How exactly would a solar power plant in space work?

JThe UK government is reportedly considering a £16 billion proposal to build a solar power plant in space.

Yes, you read that right. Space-based solar power is one of the technologies to feature in the government’s program Net Zero Innovation Portfolio. It has been identified as one potential solution, among others, to enable the UK to reach net zero by 2050.

But how would a solar power plant work in space? What are the advantages and disadvantages of this technology?

space solar energy is to collect solar energy in space and transfer it to Earth. Although the idea itself is not new, recent advances in technology have made this prospect more feasible.

The space-based solar power system uses a solar power satellite – a huge spacecraft equipped with solar panels.
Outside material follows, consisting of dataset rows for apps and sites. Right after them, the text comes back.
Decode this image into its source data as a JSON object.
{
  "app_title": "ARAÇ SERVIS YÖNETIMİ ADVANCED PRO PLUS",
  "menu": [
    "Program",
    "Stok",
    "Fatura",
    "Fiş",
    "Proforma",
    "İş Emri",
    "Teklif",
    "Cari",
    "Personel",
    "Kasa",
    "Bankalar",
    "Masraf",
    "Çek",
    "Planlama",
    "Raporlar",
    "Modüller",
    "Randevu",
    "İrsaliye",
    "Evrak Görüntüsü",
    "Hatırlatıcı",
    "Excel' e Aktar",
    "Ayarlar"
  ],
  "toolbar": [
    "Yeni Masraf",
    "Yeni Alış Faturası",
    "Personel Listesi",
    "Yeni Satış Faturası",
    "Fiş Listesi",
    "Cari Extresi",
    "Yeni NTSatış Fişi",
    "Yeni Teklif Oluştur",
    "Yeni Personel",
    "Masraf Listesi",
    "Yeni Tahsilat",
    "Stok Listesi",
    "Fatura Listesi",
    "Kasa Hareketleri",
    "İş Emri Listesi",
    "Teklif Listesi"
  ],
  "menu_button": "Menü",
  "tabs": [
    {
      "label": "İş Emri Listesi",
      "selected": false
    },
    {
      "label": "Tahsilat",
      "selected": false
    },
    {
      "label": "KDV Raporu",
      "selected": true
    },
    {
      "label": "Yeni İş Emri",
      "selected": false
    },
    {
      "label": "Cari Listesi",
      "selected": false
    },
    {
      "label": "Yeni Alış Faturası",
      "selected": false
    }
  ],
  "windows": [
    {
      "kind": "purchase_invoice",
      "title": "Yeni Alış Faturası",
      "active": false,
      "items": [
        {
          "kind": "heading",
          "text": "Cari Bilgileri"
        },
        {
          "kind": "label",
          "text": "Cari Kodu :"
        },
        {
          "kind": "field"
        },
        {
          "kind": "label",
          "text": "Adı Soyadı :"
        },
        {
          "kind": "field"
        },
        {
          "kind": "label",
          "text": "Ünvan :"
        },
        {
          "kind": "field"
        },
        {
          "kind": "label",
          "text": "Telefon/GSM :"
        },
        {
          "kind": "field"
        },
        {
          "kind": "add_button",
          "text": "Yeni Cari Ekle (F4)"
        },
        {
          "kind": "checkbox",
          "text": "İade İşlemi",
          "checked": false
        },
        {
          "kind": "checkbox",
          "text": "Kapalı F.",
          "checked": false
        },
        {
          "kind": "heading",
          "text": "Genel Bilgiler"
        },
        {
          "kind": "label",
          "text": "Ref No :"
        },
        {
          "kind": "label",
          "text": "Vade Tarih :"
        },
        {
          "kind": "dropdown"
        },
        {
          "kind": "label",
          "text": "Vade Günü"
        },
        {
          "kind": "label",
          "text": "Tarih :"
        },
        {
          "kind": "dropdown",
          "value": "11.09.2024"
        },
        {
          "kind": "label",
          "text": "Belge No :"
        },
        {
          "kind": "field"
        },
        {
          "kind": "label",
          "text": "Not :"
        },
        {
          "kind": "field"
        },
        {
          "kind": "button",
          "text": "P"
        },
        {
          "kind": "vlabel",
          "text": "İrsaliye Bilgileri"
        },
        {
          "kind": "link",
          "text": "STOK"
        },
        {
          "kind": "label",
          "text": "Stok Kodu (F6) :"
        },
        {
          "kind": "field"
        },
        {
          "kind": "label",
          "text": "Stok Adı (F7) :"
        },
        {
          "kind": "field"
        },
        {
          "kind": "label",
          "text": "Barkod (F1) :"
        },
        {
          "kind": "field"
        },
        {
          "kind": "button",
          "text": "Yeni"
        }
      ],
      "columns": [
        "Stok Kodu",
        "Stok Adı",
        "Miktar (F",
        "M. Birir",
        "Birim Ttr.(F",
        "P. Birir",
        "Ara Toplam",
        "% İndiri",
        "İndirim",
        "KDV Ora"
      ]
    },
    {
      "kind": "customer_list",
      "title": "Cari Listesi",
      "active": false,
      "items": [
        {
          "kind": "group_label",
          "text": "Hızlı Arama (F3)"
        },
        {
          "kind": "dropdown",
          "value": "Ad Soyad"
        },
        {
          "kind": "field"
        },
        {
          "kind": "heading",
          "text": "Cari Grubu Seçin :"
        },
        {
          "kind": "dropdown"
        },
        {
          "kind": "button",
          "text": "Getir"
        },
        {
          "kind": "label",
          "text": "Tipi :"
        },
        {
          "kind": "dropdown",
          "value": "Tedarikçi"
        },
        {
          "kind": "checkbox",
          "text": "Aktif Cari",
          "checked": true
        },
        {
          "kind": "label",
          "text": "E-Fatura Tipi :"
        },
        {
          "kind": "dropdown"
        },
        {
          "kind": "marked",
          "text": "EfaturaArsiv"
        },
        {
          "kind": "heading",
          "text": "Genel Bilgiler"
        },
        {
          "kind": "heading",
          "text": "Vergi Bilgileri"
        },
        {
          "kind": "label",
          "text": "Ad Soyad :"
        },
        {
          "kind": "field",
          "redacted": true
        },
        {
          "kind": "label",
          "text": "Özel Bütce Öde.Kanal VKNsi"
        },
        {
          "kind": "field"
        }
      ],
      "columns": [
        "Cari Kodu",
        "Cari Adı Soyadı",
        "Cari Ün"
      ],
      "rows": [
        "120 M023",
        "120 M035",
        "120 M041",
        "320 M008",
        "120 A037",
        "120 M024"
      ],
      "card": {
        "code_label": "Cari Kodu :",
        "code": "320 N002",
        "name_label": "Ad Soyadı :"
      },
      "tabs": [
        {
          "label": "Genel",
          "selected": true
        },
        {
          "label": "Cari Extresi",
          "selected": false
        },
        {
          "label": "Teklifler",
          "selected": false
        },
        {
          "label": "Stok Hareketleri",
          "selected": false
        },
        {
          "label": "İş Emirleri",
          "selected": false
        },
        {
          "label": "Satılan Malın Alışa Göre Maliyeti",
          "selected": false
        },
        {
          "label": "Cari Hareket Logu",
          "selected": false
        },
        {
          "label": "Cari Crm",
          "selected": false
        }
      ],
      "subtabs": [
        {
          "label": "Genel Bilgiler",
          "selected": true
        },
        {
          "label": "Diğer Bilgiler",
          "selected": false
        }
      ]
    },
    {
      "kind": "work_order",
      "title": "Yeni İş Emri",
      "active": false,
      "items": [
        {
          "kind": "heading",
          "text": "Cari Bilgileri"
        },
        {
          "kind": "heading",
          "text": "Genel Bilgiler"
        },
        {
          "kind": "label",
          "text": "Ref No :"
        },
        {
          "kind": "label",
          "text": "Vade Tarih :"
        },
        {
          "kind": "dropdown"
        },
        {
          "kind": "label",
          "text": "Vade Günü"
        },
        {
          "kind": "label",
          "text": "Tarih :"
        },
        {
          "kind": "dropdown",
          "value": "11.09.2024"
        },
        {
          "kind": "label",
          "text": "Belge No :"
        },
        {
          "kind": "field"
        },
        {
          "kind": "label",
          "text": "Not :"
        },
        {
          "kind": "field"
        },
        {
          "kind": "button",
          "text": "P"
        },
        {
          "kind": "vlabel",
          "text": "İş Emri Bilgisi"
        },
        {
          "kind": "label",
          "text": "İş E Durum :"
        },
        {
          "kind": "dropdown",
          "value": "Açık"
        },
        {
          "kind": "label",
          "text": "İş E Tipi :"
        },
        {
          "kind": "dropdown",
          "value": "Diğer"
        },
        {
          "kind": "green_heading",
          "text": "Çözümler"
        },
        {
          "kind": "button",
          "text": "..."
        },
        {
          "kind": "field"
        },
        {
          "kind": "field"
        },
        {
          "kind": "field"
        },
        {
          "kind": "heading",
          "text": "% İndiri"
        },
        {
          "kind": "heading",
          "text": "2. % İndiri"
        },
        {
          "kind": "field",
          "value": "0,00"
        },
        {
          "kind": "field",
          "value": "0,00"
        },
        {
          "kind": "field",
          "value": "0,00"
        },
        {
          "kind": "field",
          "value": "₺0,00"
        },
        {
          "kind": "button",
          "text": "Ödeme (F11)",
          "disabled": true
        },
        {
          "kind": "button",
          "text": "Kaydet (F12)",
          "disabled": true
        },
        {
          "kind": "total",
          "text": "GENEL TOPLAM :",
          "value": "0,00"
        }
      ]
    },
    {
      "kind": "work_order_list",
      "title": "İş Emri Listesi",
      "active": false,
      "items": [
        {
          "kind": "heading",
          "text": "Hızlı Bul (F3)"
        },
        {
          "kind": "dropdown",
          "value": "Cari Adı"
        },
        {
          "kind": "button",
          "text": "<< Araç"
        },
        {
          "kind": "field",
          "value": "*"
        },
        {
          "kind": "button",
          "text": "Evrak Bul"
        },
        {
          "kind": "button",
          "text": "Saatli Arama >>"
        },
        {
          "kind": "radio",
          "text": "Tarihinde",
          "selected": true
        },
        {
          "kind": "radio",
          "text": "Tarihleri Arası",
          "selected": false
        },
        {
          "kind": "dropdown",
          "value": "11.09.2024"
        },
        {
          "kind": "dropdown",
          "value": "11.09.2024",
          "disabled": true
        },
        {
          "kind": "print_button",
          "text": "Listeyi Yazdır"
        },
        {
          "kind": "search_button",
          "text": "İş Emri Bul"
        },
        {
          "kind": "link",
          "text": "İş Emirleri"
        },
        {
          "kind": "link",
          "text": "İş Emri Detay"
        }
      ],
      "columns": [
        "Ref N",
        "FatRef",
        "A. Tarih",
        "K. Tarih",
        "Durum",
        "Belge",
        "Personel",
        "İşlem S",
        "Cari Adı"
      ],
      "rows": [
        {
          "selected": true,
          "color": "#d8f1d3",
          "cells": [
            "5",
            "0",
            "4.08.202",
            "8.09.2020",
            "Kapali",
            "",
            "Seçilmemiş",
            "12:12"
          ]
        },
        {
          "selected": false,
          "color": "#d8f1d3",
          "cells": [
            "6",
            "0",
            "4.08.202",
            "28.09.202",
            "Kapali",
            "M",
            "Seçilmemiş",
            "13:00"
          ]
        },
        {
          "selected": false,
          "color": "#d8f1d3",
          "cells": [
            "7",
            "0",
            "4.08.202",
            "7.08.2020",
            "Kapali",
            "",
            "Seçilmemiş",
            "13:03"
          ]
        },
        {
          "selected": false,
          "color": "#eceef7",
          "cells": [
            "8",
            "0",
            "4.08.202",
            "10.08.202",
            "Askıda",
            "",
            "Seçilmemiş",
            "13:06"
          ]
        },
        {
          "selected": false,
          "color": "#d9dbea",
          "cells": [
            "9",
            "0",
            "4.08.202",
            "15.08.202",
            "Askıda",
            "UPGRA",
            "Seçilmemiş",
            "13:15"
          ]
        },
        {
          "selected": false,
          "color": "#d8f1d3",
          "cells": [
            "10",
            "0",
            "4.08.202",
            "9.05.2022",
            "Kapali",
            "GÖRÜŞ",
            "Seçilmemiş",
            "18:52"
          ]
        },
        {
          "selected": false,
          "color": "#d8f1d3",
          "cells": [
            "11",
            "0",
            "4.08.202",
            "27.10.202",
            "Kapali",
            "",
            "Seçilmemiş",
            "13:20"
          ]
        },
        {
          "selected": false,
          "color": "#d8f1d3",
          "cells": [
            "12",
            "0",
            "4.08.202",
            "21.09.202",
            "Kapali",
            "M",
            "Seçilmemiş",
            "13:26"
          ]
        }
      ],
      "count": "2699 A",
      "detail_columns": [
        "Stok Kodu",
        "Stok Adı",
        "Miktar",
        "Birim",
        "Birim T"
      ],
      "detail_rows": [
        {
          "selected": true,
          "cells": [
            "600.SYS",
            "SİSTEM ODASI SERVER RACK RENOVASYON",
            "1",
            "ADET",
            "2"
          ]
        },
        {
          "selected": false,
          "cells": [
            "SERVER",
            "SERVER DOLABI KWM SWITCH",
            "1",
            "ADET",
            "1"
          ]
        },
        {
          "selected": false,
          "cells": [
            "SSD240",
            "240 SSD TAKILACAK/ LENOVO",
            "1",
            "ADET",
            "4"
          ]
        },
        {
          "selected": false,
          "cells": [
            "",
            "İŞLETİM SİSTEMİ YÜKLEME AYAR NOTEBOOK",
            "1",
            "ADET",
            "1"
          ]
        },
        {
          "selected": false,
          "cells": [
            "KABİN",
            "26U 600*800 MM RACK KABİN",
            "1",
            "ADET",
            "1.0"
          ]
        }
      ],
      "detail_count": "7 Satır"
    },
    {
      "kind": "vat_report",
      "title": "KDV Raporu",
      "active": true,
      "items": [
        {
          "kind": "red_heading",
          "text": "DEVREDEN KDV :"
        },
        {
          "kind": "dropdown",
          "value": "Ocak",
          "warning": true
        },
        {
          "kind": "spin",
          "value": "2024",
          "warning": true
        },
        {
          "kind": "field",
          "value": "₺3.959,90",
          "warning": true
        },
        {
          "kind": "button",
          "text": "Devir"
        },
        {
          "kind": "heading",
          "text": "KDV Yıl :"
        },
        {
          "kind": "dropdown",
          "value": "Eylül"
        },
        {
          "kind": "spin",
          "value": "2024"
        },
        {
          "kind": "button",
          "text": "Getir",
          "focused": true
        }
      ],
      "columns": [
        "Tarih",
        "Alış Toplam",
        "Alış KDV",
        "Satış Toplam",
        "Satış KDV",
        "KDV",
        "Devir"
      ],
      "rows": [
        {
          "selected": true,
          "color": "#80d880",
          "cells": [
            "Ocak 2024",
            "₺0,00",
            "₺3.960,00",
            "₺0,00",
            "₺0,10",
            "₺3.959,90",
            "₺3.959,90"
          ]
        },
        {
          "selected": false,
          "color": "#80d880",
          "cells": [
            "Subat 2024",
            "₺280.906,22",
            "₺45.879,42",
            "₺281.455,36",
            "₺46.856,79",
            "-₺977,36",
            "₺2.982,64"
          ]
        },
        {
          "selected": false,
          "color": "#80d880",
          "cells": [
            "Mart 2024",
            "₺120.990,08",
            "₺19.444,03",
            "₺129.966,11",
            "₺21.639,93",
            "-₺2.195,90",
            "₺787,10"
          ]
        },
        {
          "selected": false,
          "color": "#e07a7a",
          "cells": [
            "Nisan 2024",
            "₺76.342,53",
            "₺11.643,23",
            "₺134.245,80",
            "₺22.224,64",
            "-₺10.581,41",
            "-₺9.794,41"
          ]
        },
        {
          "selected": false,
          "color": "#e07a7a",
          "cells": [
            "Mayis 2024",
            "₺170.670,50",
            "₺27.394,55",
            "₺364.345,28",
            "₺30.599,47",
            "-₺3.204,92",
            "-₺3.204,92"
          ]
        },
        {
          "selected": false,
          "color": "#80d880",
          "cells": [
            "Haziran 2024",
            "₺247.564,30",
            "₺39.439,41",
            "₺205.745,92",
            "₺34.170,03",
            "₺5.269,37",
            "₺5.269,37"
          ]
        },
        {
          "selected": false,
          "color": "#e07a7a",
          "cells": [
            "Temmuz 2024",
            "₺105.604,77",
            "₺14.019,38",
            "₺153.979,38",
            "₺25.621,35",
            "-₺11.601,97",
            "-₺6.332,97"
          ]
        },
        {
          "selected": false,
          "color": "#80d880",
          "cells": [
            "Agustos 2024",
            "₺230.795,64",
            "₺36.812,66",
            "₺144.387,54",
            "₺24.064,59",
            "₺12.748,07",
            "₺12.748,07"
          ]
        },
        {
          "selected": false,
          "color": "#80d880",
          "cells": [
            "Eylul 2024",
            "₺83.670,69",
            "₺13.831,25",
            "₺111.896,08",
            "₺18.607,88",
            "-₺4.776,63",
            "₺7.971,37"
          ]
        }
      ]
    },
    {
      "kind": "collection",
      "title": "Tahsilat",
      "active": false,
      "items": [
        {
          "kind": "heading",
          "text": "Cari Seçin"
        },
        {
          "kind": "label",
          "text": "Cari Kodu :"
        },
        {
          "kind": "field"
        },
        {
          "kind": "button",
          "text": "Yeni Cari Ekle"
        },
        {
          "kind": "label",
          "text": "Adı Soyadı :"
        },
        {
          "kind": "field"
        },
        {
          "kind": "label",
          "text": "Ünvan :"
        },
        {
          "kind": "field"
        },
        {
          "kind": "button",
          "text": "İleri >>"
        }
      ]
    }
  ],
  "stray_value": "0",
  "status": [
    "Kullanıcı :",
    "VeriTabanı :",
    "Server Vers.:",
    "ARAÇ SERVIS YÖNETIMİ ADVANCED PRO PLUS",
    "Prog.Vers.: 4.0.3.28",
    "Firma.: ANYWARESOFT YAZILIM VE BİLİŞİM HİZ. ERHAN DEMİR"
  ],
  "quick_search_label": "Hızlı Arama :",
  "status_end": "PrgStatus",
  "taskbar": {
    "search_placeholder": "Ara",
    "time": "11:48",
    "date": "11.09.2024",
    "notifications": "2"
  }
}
These panels generate electricity, which is then transmitted wirelessly to Earth through high frequency radio waves. A ground antenna, called a rectenna, is used to convert radio waves into electricity, which is then transmitted to the power grid.

A space solar power plant in orbit is lit by the sun 24 hours a day and could therefore produce electricity continuously. This is an advantage over terrestrial solar systems (systems on Earth), which can only generate electricity during the day and are dependent on the weather.

With global energy demand set to rise by nearly 50 percent By 2050, space-based solar power could be essential to meet growing demand from the global energy sector and combat global temperature rise.

Some Challenges

A space solar power plant is based on a modular design, where a large number of solar modules are assembled by robots in orbit. Transporting all of these into space is difficult, expensive and will have an impact on the environment.



This satellite would supply 2 GW of electricity to the United Kingdom. Although this is a substantial amount of energy, it is a small contribution to the UK’s generating capacity, which is around 76 GW.

the weight of solar panels was identified as an early challenge. But this was solved by the development of ultralight solar cells (a solar panel consists of smaller solar cells).

Space solar power is considered technically feasible primarily due to advances in key technologies including lightweight solar cells, wireless power transmission, and space robotics.

However, assembling just one of these solar power plants will require numerous space shuttle launches. Although space solar power is designed to reduce carbon emissions over the long term, there are significant emissions associated with space launches, as well as costs.

Space shuttles are currently not reusable, although companies like Space X are working to change that. Being able to reuse launch systems would significantly reduce overall costs.

If we manage to successfully build a space solar power plant, its operation also faces several practical challenges. The solar panels could be damaged by space debris. In addition, panels in space are not shielded by Earth’s atmosphere. Being exposed to more intense solar radiation means that they will deteriorate faster than those on Earth, which will reduce the power they are able to generate.

the Efficiency wireless power transmission is another issue. Transmitting power over great distances – in this case from a solar satellite in space to the ground – is difficult. Based on current technology, only a small fraction of the collected solar energy would reach Earth.

Lightweight solar cells make it easier to transport panels into space

(Getty/iStock)

Pilot projects are already underway

the Space solar energy project in the United States is developing high-efficiency solar cells as well as a conversion and transmission system optimized for use in space. United States Naval Research Laboratory tested a solar module and a power conversion system in space in 2020. Meanwhile, China has announced progress on its Bishan space solar power station, aiming to have a working system in space. 2035.

In the UK, a £16 billion (plus £1 billion in running costs) space-based solar power development is seen as a viable concept based on recent Frazer-Nash Consultation Report. The project is expected to start with small trials, leading to an operational solar power plant in 2040.

The solar satellite would be 1.7 km in diameter and weigh around 2,000 tonnes. The terrestrial antenna takes up a lot of space – about 6.7 km by 13 km. Given land use across the UK, it is more likely to be placed offshore.

This satellite would supply 2 GW of electricity to the United Kingdom. Although this is a substantial amount of energy, it is a small contribution to the UK’s generating capacity, which is about 76GW.

With extremely high initial costs and a slow return on investment, the project would require substantial government resources as well as investment from private companies.

But as technology advances, the cost of space launch and manufacturing will steadily decline. And the scale of the project will allow for mass manufacturing, which should bring costs down somewhat.

Whether space-based solar power can help us get to net zero by 2050 remains to be seen. Other technologies, like diverse and flexible energy storage, hydrogen, and the growth of renewable energy systems are better understood and can be more easily applied.

Despite the challenges, space solar power is a precursor to exciting research and development opportunities. In the future, technology is likely to play an important role in global energy supply.

Jovana Radulovic is Head of the School of Mechanical Engineering and Design at the University of Portsmouth. This article first appeared on The conversation.

Maria D. Ervin